Go through the material line by line and tally those containing the string "postConditionsResult". Only the tally is wanted.
*** Opening of Input material ***
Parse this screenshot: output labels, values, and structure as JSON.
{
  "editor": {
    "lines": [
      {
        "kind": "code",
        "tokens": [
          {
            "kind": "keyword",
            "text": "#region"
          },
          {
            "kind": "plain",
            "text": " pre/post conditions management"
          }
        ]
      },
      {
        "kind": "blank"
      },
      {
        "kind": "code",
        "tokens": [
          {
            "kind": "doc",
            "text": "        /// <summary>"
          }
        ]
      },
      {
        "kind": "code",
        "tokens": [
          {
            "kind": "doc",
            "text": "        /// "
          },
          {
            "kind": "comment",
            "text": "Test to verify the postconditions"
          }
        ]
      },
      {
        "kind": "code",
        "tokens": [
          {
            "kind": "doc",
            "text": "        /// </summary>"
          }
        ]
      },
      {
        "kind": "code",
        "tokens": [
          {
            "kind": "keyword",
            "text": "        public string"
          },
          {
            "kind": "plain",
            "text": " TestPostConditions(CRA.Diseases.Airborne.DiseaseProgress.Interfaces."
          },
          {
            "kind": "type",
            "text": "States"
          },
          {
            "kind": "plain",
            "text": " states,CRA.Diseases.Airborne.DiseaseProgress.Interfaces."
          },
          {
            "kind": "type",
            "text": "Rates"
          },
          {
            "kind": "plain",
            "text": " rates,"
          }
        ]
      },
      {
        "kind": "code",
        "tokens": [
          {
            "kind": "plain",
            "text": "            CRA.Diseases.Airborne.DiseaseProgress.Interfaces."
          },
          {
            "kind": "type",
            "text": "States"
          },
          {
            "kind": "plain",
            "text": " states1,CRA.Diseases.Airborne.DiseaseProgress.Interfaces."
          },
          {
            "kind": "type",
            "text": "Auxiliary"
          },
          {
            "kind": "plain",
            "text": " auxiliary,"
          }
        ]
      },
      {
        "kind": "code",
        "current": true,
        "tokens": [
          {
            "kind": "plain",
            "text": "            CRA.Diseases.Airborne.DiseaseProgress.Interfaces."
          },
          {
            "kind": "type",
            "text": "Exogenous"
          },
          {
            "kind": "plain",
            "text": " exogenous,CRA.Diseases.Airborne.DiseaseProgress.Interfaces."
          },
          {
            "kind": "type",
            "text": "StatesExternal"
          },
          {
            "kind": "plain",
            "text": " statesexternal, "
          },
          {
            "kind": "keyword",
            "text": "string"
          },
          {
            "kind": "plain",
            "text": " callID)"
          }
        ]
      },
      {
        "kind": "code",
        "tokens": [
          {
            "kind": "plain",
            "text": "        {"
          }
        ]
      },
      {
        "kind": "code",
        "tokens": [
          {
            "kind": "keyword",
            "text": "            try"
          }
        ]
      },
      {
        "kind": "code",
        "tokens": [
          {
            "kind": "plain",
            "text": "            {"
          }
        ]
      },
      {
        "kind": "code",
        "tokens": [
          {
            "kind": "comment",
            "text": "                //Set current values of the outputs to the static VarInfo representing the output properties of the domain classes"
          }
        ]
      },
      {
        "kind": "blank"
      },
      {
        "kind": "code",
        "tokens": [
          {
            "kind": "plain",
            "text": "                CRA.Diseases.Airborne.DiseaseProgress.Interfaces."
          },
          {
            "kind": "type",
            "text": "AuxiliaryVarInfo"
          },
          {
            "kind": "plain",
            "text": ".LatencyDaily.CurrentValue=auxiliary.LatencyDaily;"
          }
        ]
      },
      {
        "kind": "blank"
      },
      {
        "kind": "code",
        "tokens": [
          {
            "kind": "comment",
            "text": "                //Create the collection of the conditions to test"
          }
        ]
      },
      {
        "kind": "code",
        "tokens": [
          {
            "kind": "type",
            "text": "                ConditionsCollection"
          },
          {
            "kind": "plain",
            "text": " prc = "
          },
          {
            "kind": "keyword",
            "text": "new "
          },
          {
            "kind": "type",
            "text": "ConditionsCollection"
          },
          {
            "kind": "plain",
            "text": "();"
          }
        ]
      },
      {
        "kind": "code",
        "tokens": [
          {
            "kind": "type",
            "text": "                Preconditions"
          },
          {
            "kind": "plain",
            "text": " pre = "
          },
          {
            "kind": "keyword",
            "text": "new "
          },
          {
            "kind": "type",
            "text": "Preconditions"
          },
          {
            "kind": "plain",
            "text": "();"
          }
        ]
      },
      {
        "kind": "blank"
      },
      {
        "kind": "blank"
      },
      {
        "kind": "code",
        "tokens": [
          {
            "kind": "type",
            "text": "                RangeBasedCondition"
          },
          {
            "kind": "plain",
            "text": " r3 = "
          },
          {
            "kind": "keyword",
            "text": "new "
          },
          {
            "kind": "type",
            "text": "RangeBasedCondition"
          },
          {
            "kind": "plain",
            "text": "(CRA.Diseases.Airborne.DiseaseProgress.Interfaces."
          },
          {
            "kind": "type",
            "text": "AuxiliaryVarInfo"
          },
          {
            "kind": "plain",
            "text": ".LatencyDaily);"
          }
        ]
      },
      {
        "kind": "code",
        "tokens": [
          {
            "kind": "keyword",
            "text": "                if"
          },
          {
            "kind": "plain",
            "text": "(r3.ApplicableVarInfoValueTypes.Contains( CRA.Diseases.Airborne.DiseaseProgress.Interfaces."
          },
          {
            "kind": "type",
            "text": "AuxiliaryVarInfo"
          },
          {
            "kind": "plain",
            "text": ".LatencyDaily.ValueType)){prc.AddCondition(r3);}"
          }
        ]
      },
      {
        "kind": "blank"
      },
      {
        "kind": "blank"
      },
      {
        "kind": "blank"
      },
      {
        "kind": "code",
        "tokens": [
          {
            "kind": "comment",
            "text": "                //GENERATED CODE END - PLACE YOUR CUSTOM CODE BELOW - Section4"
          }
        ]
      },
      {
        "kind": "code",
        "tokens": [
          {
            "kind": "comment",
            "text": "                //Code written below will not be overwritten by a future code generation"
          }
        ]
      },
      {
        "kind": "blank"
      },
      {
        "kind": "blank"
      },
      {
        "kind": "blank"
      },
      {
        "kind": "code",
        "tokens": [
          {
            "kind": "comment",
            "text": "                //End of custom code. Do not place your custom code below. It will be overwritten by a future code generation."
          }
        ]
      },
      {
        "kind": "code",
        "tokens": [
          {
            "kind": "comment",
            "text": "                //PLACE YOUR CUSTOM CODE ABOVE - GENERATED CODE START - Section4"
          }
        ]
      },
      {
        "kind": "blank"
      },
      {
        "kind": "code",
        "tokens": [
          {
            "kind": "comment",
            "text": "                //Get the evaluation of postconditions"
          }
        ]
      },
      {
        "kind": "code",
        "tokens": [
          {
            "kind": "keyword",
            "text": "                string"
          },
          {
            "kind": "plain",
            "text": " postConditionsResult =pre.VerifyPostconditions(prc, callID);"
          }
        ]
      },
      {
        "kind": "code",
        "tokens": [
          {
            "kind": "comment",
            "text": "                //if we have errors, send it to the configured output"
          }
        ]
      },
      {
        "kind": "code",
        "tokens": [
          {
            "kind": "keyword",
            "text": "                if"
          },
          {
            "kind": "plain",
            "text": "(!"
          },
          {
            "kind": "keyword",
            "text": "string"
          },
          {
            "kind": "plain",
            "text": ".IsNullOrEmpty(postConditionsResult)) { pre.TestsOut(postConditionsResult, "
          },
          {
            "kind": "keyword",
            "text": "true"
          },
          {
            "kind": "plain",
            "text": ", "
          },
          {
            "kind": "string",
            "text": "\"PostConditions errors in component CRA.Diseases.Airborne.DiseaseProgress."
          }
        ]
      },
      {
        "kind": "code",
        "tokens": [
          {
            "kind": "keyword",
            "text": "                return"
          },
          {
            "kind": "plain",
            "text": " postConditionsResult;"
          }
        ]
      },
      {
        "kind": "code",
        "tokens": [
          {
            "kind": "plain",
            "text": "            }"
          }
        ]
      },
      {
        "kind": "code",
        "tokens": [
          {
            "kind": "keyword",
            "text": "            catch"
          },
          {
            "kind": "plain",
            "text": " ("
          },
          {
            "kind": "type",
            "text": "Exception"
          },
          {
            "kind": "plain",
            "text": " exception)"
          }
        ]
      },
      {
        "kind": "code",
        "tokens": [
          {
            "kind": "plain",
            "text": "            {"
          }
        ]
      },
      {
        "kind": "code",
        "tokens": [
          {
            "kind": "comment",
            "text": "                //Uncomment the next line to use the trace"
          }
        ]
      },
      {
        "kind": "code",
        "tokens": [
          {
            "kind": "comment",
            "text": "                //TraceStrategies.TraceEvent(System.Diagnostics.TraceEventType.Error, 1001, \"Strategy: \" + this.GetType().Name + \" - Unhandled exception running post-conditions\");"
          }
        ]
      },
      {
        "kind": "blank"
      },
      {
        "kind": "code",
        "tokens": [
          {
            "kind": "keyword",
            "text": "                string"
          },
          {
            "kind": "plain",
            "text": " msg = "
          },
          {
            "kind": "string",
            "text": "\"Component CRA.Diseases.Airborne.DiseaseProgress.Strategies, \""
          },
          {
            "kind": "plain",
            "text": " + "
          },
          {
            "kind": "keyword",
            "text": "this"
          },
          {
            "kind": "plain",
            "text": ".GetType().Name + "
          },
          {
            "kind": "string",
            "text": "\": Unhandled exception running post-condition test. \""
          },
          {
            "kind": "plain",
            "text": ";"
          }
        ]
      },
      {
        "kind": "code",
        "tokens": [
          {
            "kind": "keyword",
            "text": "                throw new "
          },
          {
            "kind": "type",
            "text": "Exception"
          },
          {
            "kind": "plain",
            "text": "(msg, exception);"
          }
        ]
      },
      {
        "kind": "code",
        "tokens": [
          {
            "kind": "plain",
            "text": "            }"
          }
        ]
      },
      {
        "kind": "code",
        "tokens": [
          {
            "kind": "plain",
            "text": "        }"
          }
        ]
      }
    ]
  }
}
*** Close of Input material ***
Solution for this problem.
3